WHAT THE EXERCISE ASKS -> Run through the records and, wherever a line holds the word "window", return that line.

RECORDED INFORMATION ->
● ● ● ● ●

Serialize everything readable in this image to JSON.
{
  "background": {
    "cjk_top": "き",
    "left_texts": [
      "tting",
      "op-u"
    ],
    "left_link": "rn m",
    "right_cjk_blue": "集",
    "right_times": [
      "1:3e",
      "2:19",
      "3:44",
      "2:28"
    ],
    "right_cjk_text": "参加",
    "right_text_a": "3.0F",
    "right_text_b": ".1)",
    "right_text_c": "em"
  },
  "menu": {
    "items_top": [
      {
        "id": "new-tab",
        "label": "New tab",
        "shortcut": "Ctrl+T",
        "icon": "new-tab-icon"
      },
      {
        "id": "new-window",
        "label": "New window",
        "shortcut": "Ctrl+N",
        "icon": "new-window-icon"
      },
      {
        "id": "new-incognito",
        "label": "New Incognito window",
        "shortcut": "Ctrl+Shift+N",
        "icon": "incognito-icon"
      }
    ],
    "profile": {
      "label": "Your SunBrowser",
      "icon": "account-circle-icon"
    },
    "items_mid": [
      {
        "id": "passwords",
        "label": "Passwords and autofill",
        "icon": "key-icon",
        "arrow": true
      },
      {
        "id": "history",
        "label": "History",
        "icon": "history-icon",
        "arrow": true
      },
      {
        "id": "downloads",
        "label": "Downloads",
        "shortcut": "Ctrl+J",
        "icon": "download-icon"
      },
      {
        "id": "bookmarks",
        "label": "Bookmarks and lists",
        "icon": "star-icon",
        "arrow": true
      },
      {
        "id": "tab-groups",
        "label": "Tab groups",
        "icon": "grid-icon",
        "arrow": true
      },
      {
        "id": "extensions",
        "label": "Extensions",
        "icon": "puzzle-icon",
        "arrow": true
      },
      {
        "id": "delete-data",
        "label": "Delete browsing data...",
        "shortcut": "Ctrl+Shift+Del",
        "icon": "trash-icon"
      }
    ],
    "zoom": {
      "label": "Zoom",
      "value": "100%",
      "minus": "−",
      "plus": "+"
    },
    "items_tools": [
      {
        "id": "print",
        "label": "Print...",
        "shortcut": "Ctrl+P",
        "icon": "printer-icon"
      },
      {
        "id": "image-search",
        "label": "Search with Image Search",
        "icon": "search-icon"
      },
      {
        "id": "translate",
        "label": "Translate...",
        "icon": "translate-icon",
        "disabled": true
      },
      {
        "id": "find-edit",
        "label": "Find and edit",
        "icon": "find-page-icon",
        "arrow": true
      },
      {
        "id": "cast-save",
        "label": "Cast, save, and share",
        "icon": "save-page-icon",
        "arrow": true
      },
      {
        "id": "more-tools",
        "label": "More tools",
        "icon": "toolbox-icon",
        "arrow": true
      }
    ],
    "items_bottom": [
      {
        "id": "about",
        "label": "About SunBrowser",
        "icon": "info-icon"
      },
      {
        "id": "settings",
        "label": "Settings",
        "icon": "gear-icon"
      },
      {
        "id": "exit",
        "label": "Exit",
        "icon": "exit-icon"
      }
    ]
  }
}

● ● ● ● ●

RESULT ->
        "id": "new-window",
        "label": "New window",
        "icon": "new-window-icon"
        "label": "New Incognito window",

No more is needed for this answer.